**ACTION ITEM**.
Take every line in the entries that includes the word "gusta" and copy it.

[Collected data entries]
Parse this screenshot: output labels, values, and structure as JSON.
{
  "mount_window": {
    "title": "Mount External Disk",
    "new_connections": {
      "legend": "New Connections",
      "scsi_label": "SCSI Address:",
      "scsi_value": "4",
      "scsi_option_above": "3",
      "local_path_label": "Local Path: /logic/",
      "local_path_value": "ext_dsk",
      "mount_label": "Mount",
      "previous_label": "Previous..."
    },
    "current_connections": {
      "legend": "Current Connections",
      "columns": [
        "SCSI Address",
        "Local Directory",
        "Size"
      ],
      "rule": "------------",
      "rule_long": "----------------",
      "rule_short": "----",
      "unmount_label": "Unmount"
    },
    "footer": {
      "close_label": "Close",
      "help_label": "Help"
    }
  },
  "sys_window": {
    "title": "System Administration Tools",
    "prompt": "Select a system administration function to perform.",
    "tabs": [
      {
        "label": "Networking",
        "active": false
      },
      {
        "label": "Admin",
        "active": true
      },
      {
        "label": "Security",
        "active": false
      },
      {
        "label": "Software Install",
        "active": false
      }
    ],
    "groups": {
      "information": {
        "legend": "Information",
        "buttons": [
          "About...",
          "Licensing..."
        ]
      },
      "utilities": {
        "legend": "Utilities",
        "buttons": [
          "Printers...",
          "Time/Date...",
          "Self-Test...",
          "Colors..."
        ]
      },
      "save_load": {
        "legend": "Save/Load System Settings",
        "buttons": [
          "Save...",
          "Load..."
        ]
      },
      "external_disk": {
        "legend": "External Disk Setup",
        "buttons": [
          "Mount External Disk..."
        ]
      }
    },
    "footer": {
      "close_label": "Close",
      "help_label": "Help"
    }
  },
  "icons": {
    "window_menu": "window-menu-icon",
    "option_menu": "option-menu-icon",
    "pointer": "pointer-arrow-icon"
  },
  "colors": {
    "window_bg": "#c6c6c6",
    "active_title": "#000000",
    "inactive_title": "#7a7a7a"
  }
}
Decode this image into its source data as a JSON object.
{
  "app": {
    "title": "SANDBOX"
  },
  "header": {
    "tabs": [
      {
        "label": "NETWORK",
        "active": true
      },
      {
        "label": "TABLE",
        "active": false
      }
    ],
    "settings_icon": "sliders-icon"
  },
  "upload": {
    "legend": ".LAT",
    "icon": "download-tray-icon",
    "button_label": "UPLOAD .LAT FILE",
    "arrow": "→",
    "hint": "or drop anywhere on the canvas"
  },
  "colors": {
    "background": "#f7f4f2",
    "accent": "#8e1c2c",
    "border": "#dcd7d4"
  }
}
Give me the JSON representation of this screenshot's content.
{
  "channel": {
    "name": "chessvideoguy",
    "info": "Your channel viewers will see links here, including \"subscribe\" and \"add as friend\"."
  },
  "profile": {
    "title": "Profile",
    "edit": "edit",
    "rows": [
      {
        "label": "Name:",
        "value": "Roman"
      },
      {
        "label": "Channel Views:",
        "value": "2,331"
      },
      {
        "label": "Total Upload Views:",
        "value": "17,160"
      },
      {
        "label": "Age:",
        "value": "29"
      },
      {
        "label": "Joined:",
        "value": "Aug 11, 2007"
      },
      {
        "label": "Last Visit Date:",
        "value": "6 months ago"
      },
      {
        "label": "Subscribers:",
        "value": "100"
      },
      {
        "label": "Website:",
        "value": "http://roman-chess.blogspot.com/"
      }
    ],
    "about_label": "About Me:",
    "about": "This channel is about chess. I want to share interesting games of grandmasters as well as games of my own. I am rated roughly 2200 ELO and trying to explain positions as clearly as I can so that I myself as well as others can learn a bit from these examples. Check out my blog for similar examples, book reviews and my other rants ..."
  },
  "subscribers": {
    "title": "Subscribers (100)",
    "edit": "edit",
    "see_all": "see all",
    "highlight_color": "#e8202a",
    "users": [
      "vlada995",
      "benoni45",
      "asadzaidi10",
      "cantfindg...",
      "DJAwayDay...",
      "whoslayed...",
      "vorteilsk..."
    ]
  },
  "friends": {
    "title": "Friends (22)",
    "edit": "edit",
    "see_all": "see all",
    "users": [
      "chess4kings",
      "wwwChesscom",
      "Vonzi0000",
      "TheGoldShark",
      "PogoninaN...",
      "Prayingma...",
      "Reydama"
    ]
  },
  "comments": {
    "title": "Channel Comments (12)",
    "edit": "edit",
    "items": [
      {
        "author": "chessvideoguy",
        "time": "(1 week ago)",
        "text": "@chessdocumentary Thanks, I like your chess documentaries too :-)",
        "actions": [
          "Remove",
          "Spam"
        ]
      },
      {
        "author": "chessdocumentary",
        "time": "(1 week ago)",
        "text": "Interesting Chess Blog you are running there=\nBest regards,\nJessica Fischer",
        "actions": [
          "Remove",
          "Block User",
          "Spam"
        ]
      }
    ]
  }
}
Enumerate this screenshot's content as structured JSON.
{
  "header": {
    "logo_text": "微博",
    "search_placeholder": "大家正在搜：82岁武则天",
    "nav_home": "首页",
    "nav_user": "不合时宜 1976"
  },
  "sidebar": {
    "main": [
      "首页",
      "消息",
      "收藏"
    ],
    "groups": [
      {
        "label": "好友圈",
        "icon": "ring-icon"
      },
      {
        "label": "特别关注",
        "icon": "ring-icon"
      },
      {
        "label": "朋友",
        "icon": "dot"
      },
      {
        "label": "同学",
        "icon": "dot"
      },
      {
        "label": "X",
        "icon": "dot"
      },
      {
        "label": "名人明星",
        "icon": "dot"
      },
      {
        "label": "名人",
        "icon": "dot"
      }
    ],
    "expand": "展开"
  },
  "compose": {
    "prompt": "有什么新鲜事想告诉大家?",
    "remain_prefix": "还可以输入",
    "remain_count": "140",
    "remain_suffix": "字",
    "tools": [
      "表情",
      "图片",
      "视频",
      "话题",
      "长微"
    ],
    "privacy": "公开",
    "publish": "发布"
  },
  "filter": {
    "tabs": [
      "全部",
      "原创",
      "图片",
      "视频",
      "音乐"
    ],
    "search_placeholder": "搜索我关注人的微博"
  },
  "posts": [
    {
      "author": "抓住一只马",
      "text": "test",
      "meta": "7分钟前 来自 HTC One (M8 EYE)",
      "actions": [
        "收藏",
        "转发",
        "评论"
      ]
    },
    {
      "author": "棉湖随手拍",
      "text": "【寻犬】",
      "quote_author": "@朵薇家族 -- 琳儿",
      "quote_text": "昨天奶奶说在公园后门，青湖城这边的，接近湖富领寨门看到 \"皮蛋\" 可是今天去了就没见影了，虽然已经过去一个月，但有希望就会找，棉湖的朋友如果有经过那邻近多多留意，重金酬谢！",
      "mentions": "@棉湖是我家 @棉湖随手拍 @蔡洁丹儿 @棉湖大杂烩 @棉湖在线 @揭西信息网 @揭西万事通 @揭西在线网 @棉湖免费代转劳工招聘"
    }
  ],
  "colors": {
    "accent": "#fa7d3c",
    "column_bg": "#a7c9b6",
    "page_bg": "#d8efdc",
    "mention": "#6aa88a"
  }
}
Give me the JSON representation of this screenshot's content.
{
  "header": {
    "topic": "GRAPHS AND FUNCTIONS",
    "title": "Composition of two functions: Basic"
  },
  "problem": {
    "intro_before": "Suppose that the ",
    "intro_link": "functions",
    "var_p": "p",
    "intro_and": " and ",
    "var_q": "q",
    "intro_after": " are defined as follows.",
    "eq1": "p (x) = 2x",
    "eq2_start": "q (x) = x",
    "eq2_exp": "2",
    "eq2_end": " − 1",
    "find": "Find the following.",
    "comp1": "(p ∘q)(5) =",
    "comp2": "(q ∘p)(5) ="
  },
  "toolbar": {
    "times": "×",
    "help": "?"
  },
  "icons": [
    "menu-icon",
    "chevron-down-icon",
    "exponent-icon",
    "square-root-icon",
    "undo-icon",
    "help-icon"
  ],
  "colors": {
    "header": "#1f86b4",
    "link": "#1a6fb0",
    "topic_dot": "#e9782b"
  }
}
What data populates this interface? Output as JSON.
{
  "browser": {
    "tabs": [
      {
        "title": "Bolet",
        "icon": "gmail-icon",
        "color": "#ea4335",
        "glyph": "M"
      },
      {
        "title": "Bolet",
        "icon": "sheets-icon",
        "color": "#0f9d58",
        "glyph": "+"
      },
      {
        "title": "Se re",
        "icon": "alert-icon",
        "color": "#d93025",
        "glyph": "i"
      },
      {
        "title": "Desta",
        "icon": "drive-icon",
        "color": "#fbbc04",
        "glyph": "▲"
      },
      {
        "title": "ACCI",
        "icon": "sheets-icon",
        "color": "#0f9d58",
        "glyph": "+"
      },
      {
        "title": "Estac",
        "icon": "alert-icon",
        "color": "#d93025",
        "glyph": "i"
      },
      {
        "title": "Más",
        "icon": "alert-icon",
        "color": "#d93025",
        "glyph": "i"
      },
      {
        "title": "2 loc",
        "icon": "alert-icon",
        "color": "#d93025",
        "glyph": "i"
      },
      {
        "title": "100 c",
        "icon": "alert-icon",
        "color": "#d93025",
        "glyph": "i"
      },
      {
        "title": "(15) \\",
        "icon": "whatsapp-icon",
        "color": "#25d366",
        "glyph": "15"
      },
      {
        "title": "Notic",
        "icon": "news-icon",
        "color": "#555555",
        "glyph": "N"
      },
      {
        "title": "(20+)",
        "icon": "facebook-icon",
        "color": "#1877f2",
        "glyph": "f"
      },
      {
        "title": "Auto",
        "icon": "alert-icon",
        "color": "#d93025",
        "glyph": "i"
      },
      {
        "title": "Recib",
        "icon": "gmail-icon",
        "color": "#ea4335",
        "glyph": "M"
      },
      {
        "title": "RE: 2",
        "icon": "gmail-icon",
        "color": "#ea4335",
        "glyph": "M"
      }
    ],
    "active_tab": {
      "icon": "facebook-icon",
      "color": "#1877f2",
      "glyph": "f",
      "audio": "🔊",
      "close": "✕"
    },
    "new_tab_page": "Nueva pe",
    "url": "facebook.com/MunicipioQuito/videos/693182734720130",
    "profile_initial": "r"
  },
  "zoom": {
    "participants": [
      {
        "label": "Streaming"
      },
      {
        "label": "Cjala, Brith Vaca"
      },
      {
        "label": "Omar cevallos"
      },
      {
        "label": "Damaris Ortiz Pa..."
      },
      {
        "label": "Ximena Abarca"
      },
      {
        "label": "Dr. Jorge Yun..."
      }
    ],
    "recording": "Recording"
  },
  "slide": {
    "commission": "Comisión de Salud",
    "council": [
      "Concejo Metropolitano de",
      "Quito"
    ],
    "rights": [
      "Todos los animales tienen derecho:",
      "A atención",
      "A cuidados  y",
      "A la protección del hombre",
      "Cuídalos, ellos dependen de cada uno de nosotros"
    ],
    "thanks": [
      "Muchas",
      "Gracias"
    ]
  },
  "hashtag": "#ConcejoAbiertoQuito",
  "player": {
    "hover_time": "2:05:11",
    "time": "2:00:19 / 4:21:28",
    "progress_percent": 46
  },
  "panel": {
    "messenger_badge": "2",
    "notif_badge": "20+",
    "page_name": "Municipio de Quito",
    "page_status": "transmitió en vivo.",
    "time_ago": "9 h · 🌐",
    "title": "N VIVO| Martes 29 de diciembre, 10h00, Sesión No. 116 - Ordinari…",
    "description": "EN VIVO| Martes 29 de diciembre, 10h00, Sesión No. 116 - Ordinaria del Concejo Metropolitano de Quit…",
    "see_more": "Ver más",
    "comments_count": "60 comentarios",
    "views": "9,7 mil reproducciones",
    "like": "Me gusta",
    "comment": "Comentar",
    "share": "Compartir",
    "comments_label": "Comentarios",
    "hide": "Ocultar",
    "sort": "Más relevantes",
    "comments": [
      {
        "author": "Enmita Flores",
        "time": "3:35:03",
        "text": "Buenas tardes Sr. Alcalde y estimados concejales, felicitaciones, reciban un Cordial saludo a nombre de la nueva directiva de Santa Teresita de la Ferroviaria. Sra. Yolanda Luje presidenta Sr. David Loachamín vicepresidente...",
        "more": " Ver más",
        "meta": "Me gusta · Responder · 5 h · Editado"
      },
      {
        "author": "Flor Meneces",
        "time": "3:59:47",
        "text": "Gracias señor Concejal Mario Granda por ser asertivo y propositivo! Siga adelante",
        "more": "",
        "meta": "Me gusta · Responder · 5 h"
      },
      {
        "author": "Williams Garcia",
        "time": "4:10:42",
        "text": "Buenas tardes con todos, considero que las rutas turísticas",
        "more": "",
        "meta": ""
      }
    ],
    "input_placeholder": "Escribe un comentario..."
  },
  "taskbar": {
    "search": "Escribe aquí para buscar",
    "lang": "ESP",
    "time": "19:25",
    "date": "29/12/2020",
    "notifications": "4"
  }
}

**RESPONSE BOX**.
    "like": "Me gusta",
        "meta": "Me gusta · Responder · 5 h · Editado"
        "meta": "Me gusta · Responder · 5 h"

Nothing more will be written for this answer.